  56. Tegner MJ, Dayton PK, Edwards PB, Riser KL (1995) Sea urchin cavitation of giant kelp (Macrocystis pyrifera C. Agardh) holdfasts and its effects on kelp mortality across a large California forest. J Exp Mar Biol Ecol 191:83–99CrossRefGoogle Scholar
  57. Thrush SF, Hewitt JE, Cummings VJ, Dayton PK, Cryer M, Turner SJ, Funnel GA, Budd RG, Milburn CJ, Wilkinson ML (1998) Disturbance of the marine benthic habitat by commercial fishing: impacts at the scale of the fishery. Ecol Appl 8:866–879Google Scholar
  58. Turner SJ, Thrush SF, Hewitt JE, Cummings VJ, Funnell G (1999) Fishing impacts and the degradation or loss of habitat structure. Fish Manag Ecol 6:401–420CrossRefGoogle Scholar
  59. Turon X, Giribert G, Lòpez S, Palacìn C (1995) Growth and population structure of Paracentrotus lividus (Echinodermata: Echinoidea) in two contrasting habitats. Mar Ecol Prog Ser 122:193–204Google Scholar
  60. Underwood AJ (1997) Experiments in ecology: their logic design and interpretation using analysis of variance. Cambridge University Press, CambridgeGoogle Scholar
  61. Watling L (1998) Effects of mobile fishing gear on marine benthos. Conserv Biol 12:1178–1179CrossRefGoogle Scholar
  62. Watling L, Norse NE (1998) Disturbance of the sea bed by mobile fishing gear: a comparison to forest clearcutting. Conserv Biol 12:1180–1197CrossRefGoogle Scholar

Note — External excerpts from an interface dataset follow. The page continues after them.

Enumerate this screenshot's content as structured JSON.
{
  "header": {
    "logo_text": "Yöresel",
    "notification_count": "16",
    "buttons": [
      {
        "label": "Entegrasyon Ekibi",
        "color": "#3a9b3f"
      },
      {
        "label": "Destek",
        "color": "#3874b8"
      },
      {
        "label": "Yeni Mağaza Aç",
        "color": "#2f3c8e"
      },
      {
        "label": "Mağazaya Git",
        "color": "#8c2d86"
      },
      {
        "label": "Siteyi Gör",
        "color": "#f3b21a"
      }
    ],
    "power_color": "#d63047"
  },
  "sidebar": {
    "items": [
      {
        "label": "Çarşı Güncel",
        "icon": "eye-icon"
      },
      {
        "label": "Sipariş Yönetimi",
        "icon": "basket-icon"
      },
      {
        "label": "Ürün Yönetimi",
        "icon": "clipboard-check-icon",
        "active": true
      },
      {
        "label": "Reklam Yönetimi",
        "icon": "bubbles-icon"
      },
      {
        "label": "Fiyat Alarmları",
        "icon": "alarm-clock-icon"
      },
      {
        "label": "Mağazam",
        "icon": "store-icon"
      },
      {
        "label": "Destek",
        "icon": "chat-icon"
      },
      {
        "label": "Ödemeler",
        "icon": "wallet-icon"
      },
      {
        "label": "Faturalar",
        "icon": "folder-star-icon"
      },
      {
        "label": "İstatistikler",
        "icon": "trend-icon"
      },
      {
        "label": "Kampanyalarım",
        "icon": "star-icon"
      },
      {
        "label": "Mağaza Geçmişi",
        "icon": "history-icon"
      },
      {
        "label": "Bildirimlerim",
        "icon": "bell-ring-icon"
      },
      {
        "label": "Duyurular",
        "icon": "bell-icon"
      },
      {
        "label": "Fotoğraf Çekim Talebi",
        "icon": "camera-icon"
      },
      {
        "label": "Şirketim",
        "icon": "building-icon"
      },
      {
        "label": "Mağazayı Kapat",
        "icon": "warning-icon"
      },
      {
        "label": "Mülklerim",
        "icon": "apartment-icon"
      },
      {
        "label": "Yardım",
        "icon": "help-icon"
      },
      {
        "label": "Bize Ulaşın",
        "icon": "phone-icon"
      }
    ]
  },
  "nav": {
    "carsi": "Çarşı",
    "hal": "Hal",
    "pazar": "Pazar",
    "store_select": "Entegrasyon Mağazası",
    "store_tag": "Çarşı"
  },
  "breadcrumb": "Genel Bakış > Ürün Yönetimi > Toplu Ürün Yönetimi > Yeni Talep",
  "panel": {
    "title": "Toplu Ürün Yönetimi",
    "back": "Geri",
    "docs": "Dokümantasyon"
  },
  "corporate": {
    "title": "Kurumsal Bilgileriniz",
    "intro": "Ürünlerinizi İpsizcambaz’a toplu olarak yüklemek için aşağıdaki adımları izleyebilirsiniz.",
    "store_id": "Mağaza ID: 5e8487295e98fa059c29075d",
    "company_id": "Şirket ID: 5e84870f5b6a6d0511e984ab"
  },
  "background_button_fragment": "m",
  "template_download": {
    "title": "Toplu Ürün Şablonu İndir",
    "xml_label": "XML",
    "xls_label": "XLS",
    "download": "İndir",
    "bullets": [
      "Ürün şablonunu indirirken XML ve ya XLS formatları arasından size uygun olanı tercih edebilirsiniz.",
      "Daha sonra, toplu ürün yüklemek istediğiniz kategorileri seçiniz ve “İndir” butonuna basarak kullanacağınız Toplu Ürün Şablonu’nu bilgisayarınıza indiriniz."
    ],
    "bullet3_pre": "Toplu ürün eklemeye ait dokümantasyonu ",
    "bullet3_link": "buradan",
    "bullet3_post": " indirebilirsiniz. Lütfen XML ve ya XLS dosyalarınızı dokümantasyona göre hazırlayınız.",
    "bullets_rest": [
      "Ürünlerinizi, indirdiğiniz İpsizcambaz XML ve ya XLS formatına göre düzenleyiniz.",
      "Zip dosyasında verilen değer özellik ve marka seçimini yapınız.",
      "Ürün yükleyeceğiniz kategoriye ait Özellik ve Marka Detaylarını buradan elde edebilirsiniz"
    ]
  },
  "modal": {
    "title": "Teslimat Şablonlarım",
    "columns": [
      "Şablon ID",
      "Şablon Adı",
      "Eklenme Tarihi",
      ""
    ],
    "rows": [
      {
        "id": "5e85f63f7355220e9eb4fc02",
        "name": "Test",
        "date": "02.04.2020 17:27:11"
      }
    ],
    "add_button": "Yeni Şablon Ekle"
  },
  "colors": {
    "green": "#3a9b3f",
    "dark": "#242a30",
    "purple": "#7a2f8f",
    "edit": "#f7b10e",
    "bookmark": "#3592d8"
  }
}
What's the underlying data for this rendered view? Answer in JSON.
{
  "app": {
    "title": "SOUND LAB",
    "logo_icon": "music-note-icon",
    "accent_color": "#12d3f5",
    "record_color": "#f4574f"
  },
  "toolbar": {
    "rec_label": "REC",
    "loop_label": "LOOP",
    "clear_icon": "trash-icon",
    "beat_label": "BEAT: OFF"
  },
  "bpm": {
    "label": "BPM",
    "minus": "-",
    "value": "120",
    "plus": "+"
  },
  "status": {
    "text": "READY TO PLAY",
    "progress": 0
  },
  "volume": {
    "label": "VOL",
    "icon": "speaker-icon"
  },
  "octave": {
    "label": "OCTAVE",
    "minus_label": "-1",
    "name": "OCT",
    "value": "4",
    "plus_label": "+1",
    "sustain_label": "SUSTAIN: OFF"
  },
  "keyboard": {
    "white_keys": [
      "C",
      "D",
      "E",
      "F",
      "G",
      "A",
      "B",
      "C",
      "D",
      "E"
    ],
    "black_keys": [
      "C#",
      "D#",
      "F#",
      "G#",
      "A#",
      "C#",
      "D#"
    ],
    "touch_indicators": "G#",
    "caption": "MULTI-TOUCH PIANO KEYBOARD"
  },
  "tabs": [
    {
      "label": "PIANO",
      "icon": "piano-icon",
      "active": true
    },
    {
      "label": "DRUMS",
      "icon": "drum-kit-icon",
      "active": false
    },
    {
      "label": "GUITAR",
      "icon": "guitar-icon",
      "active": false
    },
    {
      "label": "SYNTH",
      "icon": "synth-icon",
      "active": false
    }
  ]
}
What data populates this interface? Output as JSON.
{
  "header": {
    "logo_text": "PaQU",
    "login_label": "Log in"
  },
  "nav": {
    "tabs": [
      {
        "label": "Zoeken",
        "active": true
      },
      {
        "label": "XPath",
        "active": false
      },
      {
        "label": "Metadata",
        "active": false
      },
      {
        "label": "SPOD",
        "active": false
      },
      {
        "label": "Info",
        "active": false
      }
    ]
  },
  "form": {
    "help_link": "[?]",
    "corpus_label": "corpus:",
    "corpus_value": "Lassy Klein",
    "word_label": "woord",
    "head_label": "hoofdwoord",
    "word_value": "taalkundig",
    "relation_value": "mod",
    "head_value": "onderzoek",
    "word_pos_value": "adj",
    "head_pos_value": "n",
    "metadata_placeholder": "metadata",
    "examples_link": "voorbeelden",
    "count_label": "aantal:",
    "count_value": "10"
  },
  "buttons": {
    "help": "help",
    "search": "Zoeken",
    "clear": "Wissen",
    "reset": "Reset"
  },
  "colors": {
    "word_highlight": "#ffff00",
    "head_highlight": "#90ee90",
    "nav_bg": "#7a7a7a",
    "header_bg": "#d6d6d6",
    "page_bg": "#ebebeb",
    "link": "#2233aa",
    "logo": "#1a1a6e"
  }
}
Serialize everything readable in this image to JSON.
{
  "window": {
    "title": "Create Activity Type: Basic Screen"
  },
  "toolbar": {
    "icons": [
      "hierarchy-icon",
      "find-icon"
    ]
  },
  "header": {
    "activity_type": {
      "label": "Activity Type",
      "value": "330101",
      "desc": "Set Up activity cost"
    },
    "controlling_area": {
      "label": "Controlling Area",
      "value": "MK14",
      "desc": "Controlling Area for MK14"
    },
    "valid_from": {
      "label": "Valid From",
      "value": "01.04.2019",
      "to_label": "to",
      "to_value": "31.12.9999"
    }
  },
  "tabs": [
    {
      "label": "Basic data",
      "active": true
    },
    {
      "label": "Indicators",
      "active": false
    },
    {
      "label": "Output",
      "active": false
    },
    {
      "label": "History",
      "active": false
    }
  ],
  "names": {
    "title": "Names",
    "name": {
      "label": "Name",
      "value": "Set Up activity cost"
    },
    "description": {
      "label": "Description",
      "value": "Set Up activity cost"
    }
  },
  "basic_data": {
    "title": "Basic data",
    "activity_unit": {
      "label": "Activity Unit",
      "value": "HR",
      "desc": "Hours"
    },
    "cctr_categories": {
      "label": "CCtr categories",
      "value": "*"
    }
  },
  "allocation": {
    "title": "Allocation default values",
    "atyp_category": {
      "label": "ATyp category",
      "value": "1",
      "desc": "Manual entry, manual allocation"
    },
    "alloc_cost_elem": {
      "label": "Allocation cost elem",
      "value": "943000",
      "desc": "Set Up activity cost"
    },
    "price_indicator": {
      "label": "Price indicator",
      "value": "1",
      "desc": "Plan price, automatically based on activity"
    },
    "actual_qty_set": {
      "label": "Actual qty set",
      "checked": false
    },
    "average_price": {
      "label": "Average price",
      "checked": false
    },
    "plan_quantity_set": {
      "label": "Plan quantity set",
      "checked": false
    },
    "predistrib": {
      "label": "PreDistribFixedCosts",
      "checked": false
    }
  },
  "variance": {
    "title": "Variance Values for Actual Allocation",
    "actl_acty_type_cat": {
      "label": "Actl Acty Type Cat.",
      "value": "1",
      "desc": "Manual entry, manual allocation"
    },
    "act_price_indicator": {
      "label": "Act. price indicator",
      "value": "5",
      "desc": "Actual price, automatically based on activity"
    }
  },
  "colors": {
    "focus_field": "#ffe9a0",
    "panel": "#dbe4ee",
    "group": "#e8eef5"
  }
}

Copyright information

© Springer-Verlag 2003

Authors and Affiliations

  • P. Guidetti
    • 1
    Email author
  • S. Fraschetti
    • 1
  • A. Terlizzi
    • 1
  • F. Boero
    • 1
  1. 1.Laboratory of Zoology and Marine Biology, DiSTeBA, CoNISMaUniversity of LecceLecceItaly

Personalised recommendations